This book is partly for people who haven’t got the tool to do the job. For example, existing software may not work on a particularly non-standard data set. They are in the position of having to write their own data reduction software to get around the problem. This isn’t always an easy task, especially for the inexperienced programmer.
Alternatively, this book can be used by people who have an idea for a new data reduction algorithm. They might even want to pass it on to a larger audience and want to be sure that it will work on a variety of machines with a wide variety of data formats.
Before you go any further:
Make absolutely sure you need, to write new software.
Use the findme command (SUN/188) to see if the job has already been done. Ask your site manager. Ask a Starlink programmer (you’ll find their email addresses on the back of the Starlink Bulletin or on the Starlink home page). Above all, don’t waste your valuable time on writing software that already exists.
This cookbook comes in two parts.
The first part leads you through a series of examples of very simple programs which handle data files. It tries to expose you to the absolute minimum of “inside trickery”, Much non-essential information is sacrificed to help you get basic jobs done quickly.
The second part of this book delves a little deeper. It takes an approach which involves writing more complex code than that seen in part one, but it’s code that can do more stuff. We’ll also start looking at how to write software packages i.e. a toolbox to keep your tools in.
This book is not for people who want to know the in-depth workings of data mapping, format conversion and the like (although you will certainly find the references to the appropriate documents here). It is therefore not recommended that you use this guide as a manual.

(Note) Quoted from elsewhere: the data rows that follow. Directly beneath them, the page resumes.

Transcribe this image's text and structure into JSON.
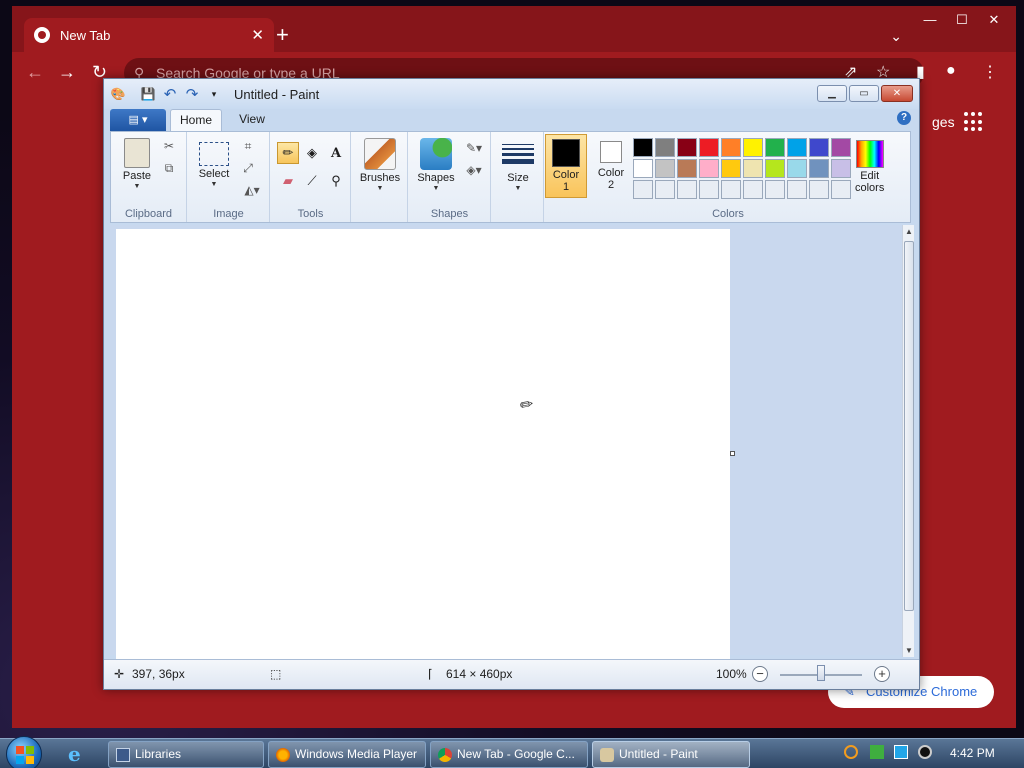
{
  "chrome": {
    "tab_title": "New Tab",
    "omnibox_placeholder": "Search Google or type a URL",
    "apps_label": "ges",
    "customize_label": "Customize Chrome"
  },
  "paint": {
    "title": "Untitled - Paint",
    "tabs": {
      "home": "Home",
      "view": "View"
    },
    "groups": {
      "clipboard": "Clipboard",
      "image": "Image",
      "tools": "Tools",
      "shapes": "Shapes",
      "colors": "Colors"
    },
    "buttons": {
      "paste": "Paste",
      "select": "Select",
      "brushes": "Brushes",
      "shapes": "Shapes",
      "size": "Size",
      "color1_line1": "Color",
      "color1_line2": "1",
      "color2_line1": "Color",
      "color2_line2": "2",
      "edit_colors_line1": "Edit",
      "edit_colors_line2": "colors"
    },
    "color1": "#000000",
    "color2": "#ffffff",
    "palette": [
      "#000000",
      "#7f7f7f",
      "#880015",
      "#ed1c24",
      "#ff7f27",
      "#fff200",
      "#22b14c",
      "#00a2e8",
      "#3f48cc",
      "#a349a4",
      "#ffffff",
      "#c3c3c3",
      "#b97a57",
      "#ffaec9",
      "#ffc90e",
      "#efe4b0",
      "#b5e61d",
      "#99d9ea",
      "#7092be",
      "#c8bfe7",
      "#e8edf4",
      "#e8edf4",
      "#e8edf4",
      "#e8edf4",
      "#e8edf4",
      "#e8edf4",
      "#e8edf4",
      "#e8edf4",
      "#e8edf4",
      "#e8edf4"
    ],
    "status": {
      "cursor_pos": "397, 36px",
      "canvas_size": "614 × 460px",
      "zoom": "100%"
    }
  },
  "taskbar": {
    "items": [
      {
        "label": "Libraries"
      },
      {
        "label": "Windows Media Player"
      },
      {
        "label": "New Tab - Google C..."
      },
      {
        "label": "Untitled - Paint"
      }
    ],
    "clock": "4:42 PM"
  }
}
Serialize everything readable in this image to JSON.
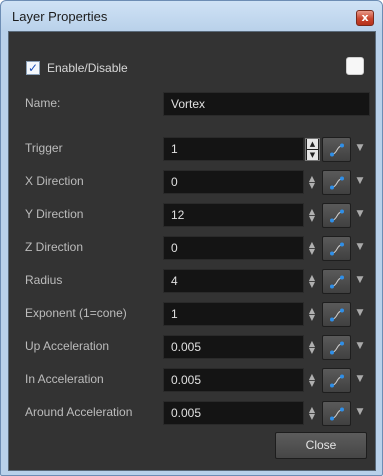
{
  "window": {
    "title": "Layer Properties",
    "close_glyph": "x"
  },
  "enable": {
    "label": "Enable/Disable",
    "checked": true,
    "check_glyph": "✓",
    "color_swatch": "#f7f7f7"
  },
  "name": {
    "label": "Name:",
    "value": "Vortex"
  },
  "params": [
    {
      "label": "Trigger",
      "value": "1",
      "stepper": "large"
    },
    {
      "label": "X Direction",
      "value": "0",
      "stepper": "small"
    },
    {
      "label": "Y Direction",
      "value": "12",
      "stepper": "small"
    },
    {
      "label": "Z Direction",
      "value": "0",
      "stepper": "small"
    },
    {
      "label": "Radius",
      "value": "4",
      "stepper": "small"
    },
    {
      "label": "Exponent (1=cone)",
      "value": "1",
      "stepper": "small"
    },
    {
      "label": "Up Acceleration",
      "value": "0.005",
      "stepper": "small"
    },
    {
      "label": "In Acceleration",
      "value": "0.005",
      "stepper": "small"
    },
    {
      "label": "Around Acceleration",
      "value": "0.005",
      "stepper": "small"
    }
  ],
  "icons": {
    "stepper_small": "up-down-arrows-icon",
    "stepper_up": "▲",
    "stepper_down": "▼",
    "function": "function-curve-icon",
    "dropdown": "▼"
  },
  "buttons": {
    "close_label": "Close"
  },
  "colors": {
    "panel_bg": "#333333",
    "field_bg": "#141414",
    "label_text": "#bcbcbc",
    "function_dot": "#2f8fe8",
    "checkbox_check": "#1c4fb8"
  }
}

Hopefully, this book will show you how to do stuff you didn’t know how to do before. For example, after part one you’ll be able to write simple software which can:

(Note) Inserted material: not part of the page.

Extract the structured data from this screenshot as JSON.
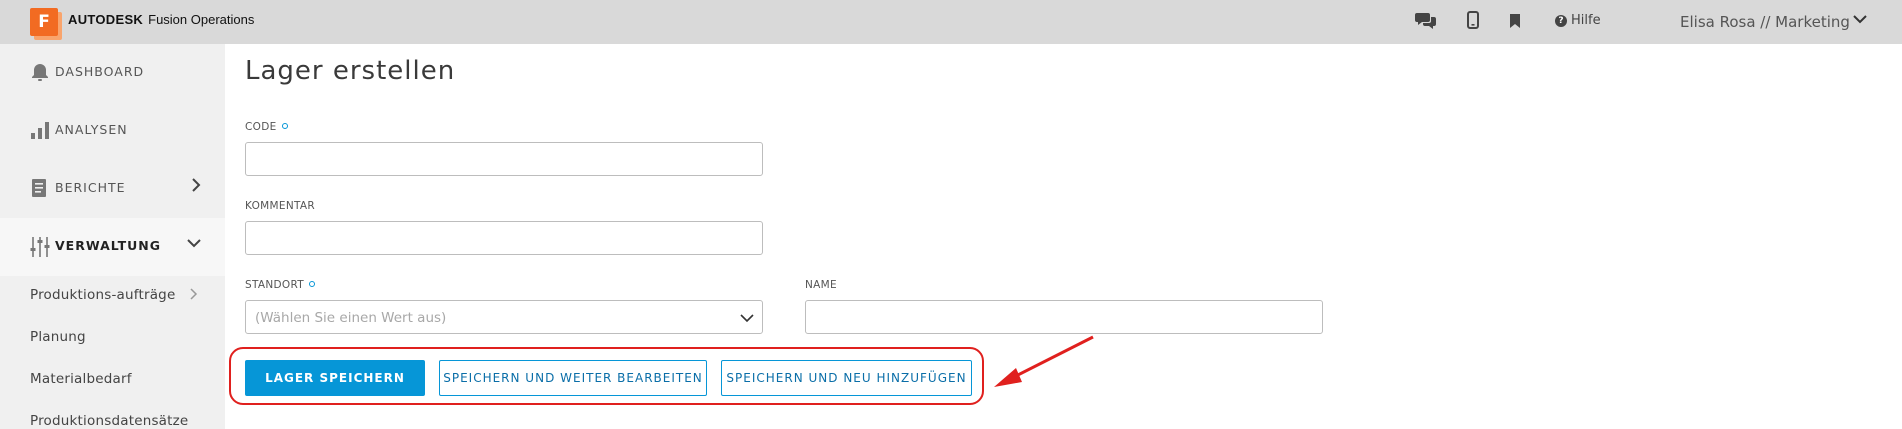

After reading part two of this book, you’ll be able to:
This first section of the cookbook follows a tutorial style. Its aim is to get you creating very simple applications. Because of its tutorial style, more confident programmers might find it more useful to skip the explanatory text and go straight to the sample source codes.
However, I recommend that even the experienced programmer should read the sections on interface files and the alink command.